Pure water is the commonest compound that exists. The water we use comes to us either in the form of rain or of melted snow from the mountains. Part of it trickles or percolates through the ground and dissolves any soluble material or gases with which it comes in contact. When the water has passed into the ground and comes in contact with limestone and magnesium compounds, some of the substances are dissolved and the water becomes hard. This kind of water appears when an artesian well is drilled. Water that flows over the surface of the earth contains suspended matter or dirt and is generally called soft water.
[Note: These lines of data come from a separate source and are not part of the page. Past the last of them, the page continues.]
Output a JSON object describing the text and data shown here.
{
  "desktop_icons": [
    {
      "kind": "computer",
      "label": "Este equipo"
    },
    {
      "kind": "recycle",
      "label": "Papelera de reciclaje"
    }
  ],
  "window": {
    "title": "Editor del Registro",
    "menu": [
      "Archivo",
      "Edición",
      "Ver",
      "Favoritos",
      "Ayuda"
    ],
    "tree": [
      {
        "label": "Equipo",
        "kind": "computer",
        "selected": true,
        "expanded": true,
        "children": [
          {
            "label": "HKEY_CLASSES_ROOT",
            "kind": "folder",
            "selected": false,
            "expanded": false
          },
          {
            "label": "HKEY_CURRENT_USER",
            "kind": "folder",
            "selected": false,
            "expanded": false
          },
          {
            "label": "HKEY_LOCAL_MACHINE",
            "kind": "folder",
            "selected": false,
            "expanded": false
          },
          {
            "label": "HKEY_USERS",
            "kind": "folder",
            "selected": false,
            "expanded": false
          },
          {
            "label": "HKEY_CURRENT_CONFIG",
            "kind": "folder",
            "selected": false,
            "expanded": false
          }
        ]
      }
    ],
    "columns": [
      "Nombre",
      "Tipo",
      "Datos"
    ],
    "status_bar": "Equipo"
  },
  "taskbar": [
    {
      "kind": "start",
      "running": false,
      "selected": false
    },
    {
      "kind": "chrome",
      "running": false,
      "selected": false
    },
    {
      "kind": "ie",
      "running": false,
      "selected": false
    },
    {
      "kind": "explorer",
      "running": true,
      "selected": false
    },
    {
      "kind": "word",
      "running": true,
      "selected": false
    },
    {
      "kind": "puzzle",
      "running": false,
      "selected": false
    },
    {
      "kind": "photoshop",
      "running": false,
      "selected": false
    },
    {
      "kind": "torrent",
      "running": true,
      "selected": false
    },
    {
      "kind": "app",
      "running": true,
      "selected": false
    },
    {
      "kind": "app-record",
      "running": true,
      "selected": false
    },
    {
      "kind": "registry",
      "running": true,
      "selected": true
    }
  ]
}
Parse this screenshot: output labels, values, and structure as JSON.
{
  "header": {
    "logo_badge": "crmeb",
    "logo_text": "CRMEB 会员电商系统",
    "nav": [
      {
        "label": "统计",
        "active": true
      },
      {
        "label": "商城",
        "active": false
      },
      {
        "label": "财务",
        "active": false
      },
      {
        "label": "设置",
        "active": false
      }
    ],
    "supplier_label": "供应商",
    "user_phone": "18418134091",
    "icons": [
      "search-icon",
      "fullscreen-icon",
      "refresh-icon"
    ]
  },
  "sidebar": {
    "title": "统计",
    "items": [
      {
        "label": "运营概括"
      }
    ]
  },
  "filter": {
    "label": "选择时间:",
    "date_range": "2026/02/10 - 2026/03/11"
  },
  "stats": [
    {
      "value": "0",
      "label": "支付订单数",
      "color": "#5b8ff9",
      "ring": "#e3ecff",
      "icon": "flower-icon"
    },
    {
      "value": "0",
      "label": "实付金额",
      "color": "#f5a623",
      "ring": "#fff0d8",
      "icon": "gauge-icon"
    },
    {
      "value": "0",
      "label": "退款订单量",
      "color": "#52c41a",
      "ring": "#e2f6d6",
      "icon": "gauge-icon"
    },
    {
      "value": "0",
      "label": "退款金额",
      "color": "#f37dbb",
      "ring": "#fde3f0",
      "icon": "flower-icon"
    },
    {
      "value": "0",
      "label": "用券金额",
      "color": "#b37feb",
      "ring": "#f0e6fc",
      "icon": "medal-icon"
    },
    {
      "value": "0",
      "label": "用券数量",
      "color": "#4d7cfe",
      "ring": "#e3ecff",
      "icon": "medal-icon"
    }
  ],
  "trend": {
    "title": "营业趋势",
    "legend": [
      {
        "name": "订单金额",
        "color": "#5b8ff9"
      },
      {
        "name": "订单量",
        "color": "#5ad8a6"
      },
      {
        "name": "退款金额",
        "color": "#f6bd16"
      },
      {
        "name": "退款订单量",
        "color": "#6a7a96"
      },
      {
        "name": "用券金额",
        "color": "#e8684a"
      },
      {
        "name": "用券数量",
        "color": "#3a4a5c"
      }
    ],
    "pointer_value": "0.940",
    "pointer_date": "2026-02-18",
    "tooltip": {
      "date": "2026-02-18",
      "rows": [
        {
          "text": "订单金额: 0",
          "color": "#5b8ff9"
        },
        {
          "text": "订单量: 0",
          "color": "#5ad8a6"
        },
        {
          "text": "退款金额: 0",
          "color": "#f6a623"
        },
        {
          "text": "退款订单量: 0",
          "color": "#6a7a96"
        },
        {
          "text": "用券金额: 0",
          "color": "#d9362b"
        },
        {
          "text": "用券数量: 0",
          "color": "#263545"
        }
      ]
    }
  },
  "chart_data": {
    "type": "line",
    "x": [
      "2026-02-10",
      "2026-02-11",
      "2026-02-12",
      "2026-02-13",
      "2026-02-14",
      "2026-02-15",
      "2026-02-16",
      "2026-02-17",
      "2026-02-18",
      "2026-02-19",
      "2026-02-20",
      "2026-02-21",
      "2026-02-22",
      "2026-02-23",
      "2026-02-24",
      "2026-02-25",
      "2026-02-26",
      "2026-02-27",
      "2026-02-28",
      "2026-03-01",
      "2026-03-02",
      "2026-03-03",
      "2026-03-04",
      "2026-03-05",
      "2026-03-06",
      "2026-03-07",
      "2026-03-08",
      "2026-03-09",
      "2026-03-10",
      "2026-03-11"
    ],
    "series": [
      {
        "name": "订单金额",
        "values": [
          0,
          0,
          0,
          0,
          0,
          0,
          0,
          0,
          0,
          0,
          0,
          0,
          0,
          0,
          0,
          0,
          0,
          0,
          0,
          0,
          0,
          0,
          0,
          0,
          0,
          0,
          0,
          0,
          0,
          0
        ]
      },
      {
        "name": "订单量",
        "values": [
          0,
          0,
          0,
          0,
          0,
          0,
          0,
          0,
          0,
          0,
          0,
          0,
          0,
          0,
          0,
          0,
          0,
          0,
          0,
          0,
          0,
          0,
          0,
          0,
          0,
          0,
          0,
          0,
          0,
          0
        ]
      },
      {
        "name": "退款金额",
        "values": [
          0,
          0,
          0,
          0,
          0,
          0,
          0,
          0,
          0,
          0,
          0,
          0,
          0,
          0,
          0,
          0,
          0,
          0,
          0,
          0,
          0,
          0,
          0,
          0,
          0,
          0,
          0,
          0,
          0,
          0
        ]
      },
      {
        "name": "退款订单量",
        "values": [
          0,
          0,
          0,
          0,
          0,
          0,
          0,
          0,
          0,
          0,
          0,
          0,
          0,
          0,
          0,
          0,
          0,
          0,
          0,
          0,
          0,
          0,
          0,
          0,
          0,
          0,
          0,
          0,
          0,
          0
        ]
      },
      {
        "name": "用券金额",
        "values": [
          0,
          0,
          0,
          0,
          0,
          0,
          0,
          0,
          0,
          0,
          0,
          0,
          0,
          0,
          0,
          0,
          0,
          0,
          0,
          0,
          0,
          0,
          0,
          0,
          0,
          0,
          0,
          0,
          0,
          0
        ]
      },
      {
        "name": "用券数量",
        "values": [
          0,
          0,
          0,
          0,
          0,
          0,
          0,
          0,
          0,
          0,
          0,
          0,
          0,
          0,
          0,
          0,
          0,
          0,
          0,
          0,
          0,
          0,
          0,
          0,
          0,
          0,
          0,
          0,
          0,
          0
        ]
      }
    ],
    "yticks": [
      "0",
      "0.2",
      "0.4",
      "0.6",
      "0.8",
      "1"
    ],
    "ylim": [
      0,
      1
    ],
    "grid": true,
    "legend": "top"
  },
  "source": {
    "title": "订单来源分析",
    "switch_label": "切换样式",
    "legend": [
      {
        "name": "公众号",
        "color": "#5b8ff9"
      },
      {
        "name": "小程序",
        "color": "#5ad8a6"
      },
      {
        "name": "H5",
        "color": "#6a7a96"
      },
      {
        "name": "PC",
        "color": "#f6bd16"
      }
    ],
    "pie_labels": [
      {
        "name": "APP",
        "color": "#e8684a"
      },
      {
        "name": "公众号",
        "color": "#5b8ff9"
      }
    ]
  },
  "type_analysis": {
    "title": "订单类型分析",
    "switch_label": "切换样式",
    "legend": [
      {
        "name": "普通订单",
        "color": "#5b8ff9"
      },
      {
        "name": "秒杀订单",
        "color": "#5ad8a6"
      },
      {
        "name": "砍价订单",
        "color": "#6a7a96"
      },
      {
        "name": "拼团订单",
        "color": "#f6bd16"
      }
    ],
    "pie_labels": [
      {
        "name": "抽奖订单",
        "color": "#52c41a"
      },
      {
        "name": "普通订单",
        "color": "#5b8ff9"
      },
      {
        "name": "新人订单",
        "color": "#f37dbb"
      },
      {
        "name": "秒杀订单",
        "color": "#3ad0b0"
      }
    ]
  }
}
Thus the distinction between hard and soft water depends upon the substances which they carry, and especially upon their chemical action. In soft water, soap readily lathers and the suds thus formed exert a rapid cleansing action. In hard water, soap lathers only with difficulty and often will not lather satisfactorily at all, because of the formation of lime soap, which is insoluble.
If hard water is boiled the hardness often disappears, and soap then acts as in soft water, but in some cases boiling has no effect. Such a condition is wholly due to the action of the dissolved solids upon the soap. Hard water contains either magnesium or calcium sulphates or carbonates. If carbonates only are present in the water, it is likely to become soft when it is boiled, for boiling drives out carbonic acid gas (CO2) which holds the carbonates in solution.
Thus we see that water may differ in its properties according to the influence of substances to which it has been exposed. Rain and snow water are difficult to obtain; river water may be muddy, more especially in stormy weather; artesian well water will contain in solution the minerals with which it has come in contact. The source of the purest water is a location near a mountain, or in a mountainous country. There the upland surface water has not yet come in contact with impurities, and has had little opportunity to dissolve lime or magnesia compounds.